◆ Aim of the task ◆
Across the listing below, how many lines contain "title"? Answer with the number and nothing else.

◆ Provided material ◆
● ● ● ● ●

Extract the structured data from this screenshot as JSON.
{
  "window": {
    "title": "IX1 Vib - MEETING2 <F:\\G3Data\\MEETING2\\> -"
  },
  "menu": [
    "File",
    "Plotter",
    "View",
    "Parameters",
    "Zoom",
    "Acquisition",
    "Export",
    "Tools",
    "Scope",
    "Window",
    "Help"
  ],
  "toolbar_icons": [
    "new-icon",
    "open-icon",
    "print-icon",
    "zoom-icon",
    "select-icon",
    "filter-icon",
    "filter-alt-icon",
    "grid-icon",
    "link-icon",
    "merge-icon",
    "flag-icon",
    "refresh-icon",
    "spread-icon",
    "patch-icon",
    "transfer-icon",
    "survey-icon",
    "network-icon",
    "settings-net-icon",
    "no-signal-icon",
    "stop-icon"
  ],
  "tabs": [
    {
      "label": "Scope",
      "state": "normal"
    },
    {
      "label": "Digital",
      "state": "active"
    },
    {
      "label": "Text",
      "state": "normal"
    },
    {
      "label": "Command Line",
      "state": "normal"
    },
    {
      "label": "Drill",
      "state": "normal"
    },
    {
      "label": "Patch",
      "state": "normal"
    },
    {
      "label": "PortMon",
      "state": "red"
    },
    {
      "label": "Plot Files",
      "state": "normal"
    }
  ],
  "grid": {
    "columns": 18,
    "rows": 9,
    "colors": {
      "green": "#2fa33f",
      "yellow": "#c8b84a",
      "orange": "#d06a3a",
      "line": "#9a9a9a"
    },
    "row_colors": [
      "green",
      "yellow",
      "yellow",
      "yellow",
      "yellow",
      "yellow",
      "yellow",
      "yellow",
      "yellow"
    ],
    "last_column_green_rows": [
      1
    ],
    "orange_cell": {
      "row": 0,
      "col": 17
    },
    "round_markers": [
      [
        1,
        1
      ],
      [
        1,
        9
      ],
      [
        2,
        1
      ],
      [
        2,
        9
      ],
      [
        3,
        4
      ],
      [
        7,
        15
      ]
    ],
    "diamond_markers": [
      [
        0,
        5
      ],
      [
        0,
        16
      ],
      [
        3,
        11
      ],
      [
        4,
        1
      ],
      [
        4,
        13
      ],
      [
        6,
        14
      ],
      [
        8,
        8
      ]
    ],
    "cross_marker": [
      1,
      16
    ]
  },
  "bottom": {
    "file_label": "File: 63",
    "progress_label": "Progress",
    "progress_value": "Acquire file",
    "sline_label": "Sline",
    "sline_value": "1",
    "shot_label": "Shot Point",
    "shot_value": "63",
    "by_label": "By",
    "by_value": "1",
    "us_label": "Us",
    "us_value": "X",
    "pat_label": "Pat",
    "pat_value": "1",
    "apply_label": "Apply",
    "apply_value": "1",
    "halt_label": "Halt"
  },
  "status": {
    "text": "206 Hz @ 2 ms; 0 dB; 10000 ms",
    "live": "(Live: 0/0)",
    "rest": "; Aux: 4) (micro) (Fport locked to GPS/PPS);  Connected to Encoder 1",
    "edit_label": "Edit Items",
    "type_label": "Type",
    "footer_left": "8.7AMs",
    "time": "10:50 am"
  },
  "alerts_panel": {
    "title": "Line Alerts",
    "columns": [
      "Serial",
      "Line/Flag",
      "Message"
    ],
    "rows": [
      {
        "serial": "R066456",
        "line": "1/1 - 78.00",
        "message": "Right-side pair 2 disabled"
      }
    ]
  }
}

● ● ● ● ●

◆ The answer ◆
2